What to produce. The complete listing should be restated word for word.
________
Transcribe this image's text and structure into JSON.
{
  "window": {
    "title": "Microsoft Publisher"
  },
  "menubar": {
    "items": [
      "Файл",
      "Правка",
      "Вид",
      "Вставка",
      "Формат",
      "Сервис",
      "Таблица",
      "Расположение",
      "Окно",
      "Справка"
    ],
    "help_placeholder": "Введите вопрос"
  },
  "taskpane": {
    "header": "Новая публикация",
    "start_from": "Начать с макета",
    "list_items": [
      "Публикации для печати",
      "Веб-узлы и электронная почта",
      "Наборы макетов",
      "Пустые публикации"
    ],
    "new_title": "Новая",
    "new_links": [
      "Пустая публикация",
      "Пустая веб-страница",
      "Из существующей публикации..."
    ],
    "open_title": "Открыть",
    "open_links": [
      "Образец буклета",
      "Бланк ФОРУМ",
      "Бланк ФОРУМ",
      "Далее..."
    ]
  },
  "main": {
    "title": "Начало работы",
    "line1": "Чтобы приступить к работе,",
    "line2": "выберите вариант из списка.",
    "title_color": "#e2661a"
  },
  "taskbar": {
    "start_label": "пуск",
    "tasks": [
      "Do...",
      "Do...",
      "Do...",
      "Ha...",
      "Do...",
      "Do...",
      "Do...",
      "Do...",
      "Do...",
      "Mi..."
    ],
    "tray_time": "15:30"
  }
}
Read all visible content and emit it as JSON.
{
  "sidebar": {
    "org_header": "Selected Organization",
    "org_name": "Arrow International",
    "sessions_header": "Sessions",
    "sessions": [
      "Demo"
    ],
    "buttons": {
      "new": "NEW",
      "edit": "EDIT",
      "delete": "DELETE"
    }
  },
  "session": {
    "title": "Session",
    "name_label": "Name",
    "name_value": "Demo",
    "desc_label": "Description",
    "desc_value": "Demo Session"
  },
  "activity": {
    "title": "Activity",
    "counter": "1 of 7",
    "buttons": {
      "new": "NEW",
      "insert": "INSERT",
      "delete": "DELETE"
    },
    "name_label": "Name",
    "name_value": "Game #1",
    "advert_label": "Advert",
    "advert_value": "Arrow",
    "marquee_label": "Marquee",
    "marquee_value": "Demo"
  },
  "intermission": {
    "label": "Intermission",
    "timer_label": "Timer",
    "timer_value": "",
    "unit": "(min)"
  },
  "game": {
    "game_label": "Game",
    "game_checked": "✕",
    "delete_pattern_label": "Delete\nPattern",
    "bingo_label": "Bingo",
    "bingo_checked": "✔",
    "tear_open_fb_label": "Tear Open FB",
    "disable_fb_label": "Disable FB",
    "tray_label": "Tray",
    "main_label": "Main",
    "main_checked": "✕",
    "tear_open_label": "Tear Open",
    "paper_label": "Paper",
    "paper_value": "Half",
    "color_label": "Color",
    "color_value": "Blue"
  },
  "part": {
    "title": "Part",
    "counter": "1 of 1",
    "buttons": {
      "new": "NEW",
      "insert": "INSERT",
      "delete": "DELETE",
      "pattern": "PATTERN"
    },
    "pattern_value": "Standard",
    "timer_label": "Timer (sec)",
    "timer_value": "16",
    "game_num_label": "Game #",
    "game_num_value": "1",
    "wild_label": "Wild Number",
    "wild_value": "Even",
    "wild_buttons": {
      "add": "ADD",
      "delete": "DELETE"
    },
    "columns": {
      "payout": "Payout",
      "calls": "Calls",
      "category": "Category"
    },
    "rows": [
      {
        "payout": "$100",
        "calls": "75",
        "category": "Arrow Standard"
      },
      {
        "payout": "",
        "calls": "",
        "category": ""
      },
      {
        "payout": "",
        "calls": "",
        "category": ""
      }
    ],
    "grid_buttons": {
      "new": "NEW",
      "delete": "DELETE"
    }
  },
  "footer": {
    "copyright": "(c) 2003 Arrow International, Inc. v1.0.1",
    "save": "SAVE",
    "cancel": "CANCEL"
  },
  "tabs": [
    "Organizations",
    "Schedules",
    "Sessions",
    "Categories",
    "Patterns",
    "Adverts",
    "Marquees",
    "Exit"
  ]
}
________
Solution for this task.
Transcribe this image's text and structure into JSON.
{
  "window": {
    "title": "Microsoft Publisher"
  },
  "menubar": {
    "items": [
      "Файл",
      "Правка",
      "Вид",
      "Вставка",
      "Формат",
      "Сервис",
      "Таблица",
      "Расположение",
      "Окно",
      "Справка"
    ],
    "help_placeholder": "Введите вопрос"
  },
  "taskpane": {
    "header": "Новая публикация",
    "start_from": "Начать с макета",
    "list_items": [
      "Публикации для печати",
      "Веб-узлы и электронная почта",
      "Наборы макетов",
      "Пустые публикации"
    ],
    "new_title": "Новая",
    "new_links": [
      "Пустая публикация",
      "Пустая веб-страница",
      "Из существующей публикации..."
    ],
    "open_title": "Открыть",
    "open_links": [
      "Образец буклета",
      "Бланк ФОРУМ",
      "Бланк ФОРУМ",
      "Далее..."
    ]
  },
  "main": {
    "title": "Начало работы",
    "line1": "Чтобы приступить к работе,",
    "line2": "выберите вариант из списка.",
    "title_color": "#e2661a"
  },
  "taskbar": {
    "start_label": "пуск",
    "tasks": [
      "Do...",
      "Do...",
      "Do...",
      "Ha...",
      "Do...",
      "Do...",
      "Do...",
      "Do...",
      "Do...",
      "Mi..."
    ],
    "tray_time": "15:30"
  }
}
Read all visible content and emit it as JSON.
{
  "sidebar": {
    "org_header": "Selected Organization",
    "org_name": "Arrow International",
    "sessions_header": "Sessions",
    "sessions": [
      "Demo"
    ],
    "buttons": {
      "new": "NEW",
      "edit": "EDIT",
      "delete": "DELETE"
    }
  },
  "session": {
    "title": "Session",
    "name_label": "Name",
    "name_value": "Demo",
    "desc_label": "Description",
    "desc_value": "Demo Session"
  },
  "activity": {
    "title": "Activity",
    "counter": "1 of 7",
    "buttons": {
      "new": "NEW",
      "insert": "INSERT",
      "delete": "DELETE"
    },
    "name_label": "Name",
    "name_value": "Game #1",
    "advert_label": "Advert",
    "advert_value": "Arrow",
    "marquee_label": "Marquee",
    "marquee_value": "Demo"
  },
  "intermission": {
    "label": "Intermission",
    "timer_label": "Timer",
    "timer_value": "",
    "unit": "(min)"
  },
  "game": {
    "game_label": "Game",
    "game_checked": "✕",
    "delete_pattern_label": "Delete\nPattern",
    "bingo_label": "Bingo",
    "bingo_checked": "✔",
    "tear_open_fb_label": "Tear Open FB",
    "disable_fb_label": "Disable FB",
    "tray_label": "Tray",
    "main_label": "Main",
    "main_checked": "✕",
    "tear_open_label": "Tear Open",
    "paper_label": "Paper",
    "paper_value": "Half",
    "color_label": "Color",
    "color_value": "Blue"
  },
  "part": {
    "title": "Part",
    "counter": "1 of 1",
    "buttons": {
      "new": "NEW",
      "insert": "INSERT",
      "delete": "DELETE",
      "pattern": "PATTERN"
    },
    "pattern_value": "Standard",
    "timer_label": "Timer (sec)",
    "timer_value": "16",
    "game_num_label": "Game #",
    "game_num_value": "1",
    "wild_label": "Wild Number",
    "wild_value": "Even",
    "wild_buttons": {
      "add": "ADD",
      "delete": "DELETE"
    },
    "columns": {
      "payout": "Payout",
      "calls": "Calls",
      "category": "Category"
    },
    "rows": [
      {
        "payout": "$100",
        "calls": "75",
        "category": "Arrow Standard"
      },
      {
        "payout": "",
        "calls": "",
        "category": ""
      },
      {
        "payout": "",
        "calls": "",
        "category": ""
      }
    ],
    "grid_buttons": {
      "new": "NEW",
      "delete": "DELETE"
    }
  },
  "footer": {
    "copyright": "(c) 2003 Arrow International, Inc. v1.0.1",
    "save": "SAVE",
    "cancel": "CANCEL"
  },
  "tabs": [
    "Organizations",
    "Schedules",
    "Sessions",
    "Categories",
    "Patterns",
    "Adverts",
    "Marquees",
    "Exit"
  ]
}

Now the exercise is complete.